By Steve Moran
A little more than a year ago, I published an article titled A Senior Living Challenge: Will You Dare to Be On The Top 50 List? where I challenged the senior living industry to shoot to be on the Glassdoor list of 50 greatest companies to work for. I am not at all sure I can actually take credit for this happening, but Aegis Senior Living had the numbers to qualify.
Take a look at their Glass door rating page:
There are three key metrics:
A 4.5 star rating
A 91% “recommend to a friend”
A 99% CEO approval rating
Frame of Reference
Looking at the 2015 list of best places to work, number one is Airbnb with a 4.6 rating, followed by Bain & Company, also having a 4.6. Then comes just one company with a 4.5 rating. At 4.4, you find companies like Hubspot, Facebook and LinkedIn, followed by Google at 4.3
If you go looking for Aegis Senior Living, you won’t actually find them on the list for some technical reasons, but I am betting you will see them on the 2016 list. If things stand as they are, they would end up in the #3 or #4 spot.
My friend Michael Owens who leads the Senior Living Innovation conference first turned me on to this story. As soon as I saw their ranking I knew it was a story I had to write.
Several days ago I got a chance to talk to Dwayne Clark, the CEO of Aegis Senior Living, about how they managed this feat. Here is what he had to say:
The Aegis Senior Living Rating puts them in the upper 1/10th of 1% of all 550,000 companies being rated by Glassdoor.
Dwayne’s 99% CEO approval rating puts Dwayne at a higher rating than Mark Zukerberg.
Today there is no more hiding from your workforce. Here is the reality: You can talk all day about being a great place to work . . . a great company, but you actually have to prove it. Before sites like Glassdoor, it was possible for companies to talk about how great they were, what great places they were to work for, and it was tough for prospective employees to know if that was true.

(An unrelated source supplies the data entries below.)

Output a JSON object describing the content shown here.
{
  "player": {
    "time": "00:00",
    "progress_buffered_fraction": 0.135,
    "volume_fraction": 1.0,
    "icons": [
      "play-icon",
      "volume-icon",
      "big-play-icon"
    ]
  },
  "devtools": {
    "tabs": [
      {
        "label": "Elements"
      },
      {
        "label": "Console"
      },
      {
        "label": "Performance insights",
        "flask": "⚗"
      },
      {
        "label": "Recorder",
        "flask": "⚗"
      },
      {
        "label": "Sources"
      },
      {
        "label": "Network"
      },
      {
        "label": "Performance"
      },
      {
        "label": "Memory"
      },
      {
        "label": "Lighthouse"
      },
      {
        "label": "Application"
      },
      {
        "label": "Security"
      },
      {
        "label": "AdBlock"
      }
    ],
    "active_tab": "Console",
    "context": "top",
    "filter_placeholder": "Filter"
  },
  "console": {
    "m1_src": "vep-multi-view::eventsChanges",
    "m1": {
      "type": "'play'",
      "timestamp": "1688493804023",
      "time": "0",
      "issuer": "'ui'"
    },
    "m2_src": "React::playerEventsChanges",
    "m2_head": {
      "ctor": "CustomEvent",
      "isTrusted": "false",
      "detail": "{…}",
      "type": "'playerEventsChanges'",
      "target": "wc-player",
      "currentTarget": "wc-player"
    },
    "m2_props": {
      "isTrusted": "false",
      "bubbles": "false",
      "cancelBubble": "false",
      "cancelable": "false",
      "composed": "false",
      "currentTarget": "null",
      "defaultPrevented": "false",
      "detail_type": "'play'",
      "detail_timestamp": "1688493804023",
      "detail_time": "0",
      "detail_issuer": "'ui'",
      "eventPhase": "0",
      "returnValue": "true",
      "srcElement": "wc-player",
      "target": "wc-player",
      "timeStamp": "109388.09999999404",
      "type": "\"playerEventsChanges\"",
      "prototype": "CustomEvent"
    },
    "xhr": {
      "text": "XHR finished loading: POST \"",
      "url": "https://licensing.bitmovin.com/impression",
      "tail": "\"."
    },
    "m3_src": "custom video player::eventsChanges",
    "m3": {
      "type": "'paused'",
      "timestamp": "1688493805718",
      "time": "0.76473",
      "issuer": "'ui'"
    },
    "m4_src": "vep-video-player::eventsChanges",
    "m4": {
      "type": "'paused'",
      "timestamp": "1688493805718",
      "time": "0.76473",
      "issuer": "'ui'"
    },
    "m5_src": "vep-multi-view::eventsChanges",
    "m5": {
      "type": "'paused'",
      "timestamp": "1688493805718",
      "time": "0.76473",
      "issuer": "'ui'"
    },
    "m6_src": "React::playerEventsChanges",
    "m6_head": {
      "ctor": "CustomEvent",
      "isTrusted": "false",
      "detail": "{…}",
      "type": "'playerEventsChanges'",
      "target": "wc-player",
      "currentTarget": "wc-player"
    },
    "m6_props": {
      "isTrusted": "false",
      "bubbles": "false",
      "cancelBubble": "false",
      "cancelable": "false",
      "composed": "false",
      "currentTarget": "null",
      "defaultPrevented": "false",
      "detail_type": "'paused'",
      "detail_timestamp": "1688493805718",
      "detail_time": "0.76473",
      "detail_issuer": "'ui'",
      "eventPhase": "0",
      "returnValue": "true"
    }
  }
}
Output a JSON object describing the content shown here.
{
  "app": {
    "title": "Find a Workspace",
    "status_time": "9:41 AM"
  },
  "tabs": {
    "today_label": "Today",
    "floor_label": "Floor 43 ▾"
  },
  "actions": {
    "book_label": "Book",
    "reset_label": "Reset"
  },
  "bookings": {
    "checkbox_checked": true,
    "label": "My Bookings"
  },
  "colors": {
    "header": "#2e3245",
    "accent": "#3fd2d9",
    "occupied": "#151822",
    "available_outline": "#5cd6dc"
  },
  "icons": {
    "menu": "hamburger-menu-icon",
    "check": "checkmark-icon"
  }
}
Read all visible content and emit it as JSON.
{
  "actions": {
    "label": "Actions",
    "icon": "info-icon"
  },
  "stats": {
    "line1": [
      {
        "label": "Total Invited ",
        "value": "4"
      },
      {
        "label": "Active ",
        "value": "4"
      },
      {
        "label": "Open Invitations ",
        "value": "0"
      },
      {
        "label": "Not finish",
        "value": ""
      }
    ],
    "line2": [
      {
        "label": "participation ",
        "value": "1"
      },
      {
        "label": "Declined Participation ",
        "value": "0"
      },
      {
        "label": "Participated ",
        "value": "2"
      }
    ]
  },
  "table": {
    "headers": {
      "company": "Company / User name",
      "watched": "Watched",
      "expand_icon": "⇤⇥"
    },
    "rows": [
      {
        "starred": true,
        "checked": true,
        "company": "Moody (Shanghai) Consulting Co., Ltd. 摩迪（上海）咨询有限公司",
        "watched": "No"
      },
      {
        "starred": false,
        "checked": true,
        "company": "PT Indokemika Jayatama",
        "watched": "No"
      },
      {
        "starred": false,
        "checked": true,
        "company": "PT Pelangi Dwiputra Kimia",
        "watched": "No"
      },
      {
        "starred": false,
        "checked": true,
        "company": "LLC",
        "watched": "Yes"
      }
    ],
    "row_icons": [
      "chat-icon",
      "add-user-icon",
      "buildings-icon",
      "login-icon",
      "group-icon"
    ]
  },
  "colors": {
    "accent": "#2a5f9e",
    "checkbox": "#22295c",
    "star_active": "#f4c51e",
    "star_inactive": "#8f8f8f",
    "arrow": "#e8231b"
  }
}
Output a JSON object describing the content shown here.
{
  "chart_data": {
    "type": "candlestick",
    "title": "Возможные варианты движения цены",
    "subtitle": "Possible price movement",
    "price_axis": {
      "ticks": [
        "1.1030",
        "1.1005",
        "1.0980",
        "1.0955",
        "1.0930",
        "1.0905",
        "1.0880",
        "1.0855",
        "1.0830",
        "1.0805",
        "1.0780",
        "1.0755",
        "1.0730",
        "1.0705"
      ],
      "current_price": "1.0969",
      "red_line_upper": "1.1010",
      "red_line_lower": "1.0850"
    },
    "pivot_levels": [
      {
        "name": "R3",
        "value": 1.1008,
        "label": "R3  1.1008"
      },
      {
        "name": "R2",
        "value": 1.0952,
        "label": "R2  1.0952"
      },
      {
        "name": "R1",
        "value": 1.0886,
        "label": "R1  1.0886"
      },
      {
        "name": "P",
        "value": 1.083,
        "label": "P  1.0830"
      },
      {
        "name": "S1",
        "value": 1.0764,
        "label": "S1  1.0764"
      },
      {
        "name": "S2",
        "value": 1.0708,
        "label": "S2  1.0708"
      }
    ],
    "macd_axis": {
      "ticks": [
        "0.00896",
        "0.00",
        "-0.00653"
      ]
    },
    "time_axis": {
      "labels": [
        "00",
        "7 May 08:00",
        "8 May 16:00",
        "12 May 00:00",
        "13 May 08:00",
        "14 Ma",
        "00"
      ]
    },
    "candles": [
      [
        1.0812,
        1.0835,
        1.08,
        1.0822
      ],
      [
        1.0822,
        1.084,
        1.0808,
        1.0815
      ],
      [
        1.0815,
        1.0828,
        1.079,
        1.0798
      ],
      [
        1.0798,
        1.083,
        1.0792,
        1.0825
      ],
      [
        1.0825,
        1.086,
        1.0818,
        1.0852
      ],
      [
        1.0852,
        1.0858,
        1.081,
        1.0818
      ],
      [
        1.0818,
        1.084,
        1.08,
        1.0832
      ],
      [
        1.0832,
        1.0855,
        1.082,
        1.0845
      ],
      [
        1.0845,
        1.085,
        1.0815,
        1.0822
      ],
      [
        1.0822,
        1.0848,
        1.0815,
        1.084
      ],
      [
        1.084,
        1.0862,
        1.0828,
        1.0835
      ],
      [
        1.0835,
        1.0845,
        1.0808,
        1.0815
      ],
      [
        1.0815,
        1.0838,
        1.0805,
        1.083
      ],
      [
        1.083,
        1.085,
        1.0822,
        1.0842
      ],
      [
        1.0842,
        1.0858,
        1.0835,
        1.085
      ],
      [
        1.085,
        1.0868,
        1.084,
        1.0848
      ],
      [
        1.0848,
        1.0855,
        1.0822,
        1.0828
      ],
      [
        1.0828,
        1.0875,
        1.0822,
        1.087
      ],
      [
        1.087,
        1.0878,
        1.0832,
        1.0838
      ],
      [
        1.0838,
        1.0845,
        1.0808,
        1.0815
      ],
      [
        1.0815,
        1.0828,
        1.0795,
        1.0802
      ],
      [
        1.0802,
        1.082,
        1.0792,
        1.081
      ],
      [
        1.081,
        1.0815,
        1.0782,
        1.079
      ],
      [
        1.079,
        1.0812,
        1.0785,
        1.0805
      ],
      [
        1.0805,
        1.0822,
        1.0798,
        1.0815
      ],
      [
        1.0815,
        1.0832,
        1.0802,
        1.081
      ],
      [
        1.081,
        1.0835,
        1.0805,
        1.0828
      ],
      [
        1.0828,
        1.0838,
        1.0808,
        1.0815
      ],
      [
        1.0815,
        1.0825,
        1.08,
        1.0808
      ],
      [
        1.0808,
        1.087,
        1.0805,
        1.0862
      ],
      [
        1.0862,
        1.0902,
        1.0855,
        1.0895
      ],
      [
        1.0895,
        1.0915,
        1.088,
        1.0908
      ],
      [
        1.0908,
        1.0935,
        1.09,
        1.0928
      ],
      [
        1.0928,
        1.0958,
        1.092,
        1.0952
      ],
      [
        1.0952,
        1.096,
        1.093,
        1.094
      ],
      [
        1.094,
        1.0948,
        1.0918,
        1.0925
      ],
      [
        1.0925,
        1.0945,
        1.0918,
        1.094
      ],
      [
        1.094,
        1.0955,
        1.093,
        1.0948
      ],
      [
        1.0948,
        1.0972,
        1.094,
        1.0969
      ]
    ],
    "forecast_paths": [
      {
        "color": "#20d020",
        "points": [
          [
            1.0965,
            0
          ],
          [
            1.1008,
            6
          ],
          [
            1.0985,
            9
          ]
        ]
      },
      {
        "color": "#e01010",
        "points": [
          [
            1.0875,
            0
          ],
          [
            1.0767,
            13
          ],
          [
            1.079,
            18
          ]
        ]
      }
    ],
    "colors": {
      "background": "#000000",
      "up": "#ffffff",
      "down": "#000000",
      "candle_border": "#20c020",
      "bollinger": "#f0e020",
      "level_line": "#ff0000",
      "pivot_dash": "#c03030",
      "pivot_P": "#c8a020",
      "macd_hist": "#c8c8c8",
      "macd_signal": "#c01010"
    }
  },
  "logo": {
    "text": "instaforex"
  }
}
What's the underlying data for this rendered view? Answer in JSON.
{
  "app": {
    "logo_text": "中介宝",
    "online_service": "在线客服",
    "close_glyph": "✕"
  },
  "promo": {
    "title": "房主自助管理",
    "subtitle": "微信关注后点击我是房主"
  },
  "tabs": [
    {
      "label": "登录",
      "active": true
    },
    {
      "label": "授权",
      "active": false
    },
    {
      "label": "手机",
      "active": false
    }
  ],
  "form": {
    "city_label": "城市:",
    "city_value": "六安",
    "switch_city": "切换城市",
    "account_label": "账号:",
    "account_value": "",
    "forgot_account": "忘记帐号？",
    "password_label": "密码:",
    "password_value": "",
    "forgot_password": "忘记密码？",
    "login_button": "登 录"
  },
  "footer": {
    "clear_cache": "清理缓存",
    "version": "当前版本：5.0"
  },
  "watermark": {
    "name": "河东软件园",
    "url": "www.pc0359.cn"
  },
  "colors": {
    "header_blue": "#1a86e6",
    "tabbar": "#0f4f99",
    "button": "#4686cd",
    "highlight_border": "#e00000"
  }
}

Aegis is using their Glassdoor rating as a recruiting tool. It is a lot easier to recruit great team members when you can say, "Go checkout what other employees and former employees are saying about us."
It can also serve as a great additional social proof tool for prospective residents.
Finally, Dwayne met with a bank and that particular bank was using Glassdoor as one of their tools for determining credit worthiness.
In order for your reviews to have meaning two things have to happen:
You need enough reviews to be credible. Dwayne suggest 50 or so. Below that people will assume it is mostly friends and family and not put much stock in them.
You need be talking to your team about your reviews on Glassdoor and asking them to write reviews if they are happy working at your company. This needs to be an on-going process rather than a one-time thing.
Managing the Review Process
The biggest single first any senior living company faces in soliciting reviews is that if your team is unhappy working for your organization it can bite you. Or maybe a better way to look at it is to see negative reviews as a tool for improvement.
In doing research for this article I went through several pages of reviews and there were a handful of pretty negative ones. In each case Dewayne responded personally and, in most of them, he invited the unhappy employee or ex-employee to call him as a way to either resolve a specific complaint or to improve the company culture.
The bottom line is that Glassdoor ratings are not an end unto themselves. They are a reflection of company culture. When the culture is healthy, people loving to come to work each day, there is less turnover and better interactions between residents and team members. As a result costs are lower and occupancies are higher.
Our industry should dominate this list. A Part Two article will take a look at what Aegis does to create the right culture.